Dataset rows describing interfaces
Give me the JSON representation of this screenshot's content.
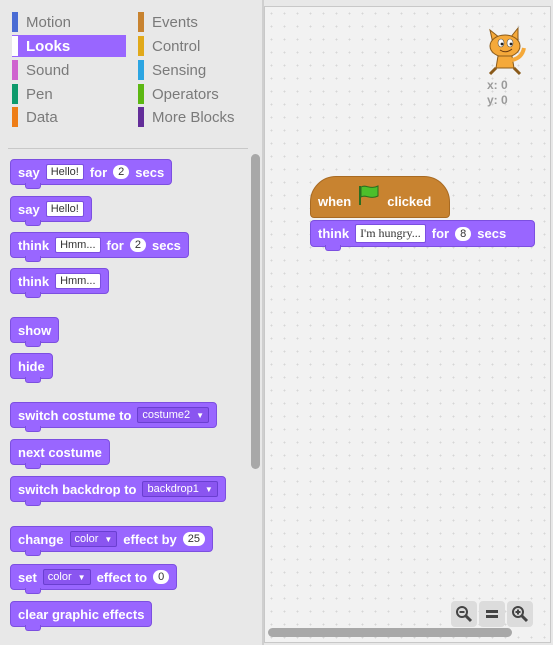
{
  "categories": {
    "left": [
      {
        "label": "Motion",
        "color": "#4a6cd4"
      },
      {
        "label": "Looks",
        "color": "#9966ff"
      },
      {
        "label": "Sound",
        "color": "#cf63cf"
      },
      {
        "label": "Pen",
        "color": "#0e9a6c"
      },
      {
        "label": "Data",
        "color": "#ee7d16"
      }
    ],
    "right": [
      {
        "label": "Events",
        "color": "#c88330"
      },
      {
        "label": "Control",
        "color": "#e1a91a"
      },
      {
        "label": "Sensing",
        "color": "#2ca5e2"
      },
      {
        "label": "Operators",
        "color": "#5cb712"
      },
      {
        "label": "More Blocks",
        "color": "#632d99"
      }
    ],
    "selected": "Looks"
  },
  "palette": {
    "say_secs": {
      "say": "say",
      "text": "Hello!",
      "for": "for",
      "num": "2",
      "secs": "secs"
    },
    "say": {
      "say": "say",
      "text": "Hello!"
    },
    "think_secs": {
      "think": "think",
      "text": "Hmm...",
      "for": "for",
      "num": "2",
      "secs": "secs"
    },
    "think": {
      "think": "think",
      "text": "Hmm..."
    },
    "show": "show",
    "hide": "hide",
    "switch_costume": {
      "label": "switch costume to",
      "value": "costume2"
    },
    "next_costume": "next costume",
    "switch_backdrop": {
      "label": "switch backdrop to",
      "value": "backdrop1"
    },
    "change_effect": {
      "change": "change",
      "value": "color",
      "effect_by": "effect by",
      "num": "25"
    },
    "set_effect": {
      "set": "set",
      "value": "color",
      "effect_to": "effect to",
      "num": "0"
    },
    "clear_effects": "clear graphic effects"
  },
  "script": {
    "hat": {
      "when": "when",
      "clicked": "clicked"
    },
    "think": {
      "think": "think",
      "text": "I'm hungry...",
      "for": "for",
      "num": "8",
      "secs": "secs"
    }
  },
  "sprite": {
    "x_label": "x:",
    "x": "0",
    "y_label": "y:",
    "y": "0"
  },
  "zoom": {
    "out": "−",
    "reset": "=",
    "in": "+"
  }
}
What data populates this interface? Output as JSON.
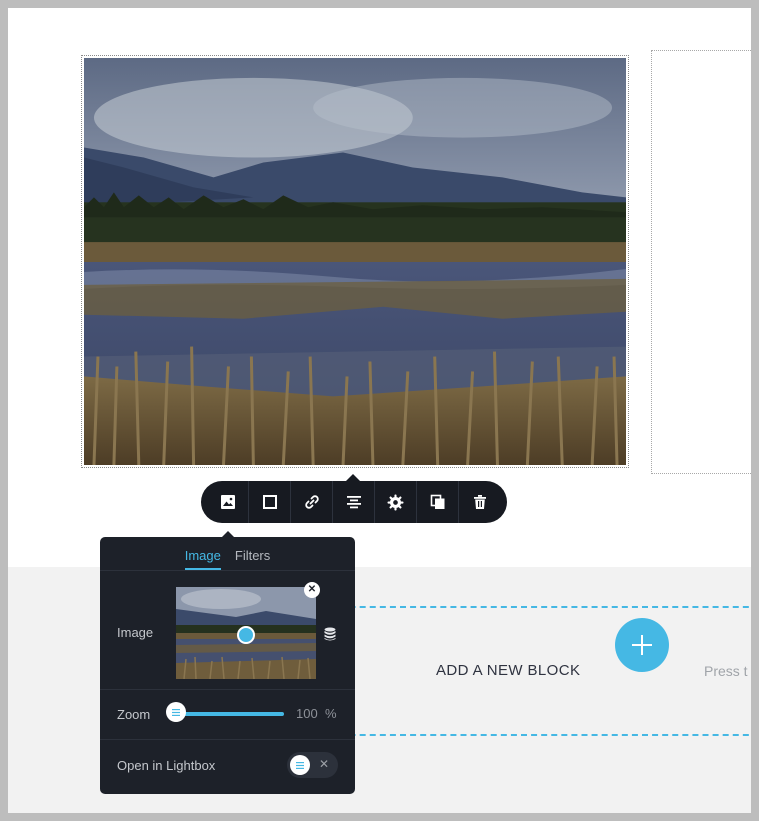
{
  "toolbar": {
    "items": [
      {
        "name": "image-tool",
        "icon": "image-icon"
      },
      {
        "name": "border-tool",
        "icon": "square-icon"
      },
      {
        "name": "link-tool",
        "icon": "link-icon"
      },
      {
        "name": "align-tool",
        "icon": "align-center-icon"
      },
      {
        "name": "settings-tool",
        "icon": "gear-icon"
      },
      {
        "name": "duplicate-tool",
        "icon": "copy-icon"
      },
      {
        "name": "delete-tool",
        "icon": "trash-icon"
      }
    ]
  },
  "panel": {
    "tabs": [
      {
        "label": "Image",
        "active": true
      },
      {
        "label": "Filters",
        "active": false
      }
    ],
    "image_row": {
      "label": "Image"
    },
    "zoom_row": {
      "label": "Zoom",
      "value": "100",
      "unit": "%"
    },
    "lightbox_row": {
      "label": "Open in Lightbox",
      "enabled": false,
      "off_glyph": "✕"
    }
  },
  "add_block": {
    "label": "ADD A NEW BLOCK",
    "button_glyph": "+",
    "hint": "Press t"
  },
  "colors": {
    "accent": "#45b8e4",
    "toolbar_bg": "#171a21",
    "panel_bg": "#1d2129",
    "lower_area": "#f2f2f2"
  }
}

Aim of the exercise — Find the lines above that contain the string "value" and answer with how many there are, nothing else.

Exercise response — 5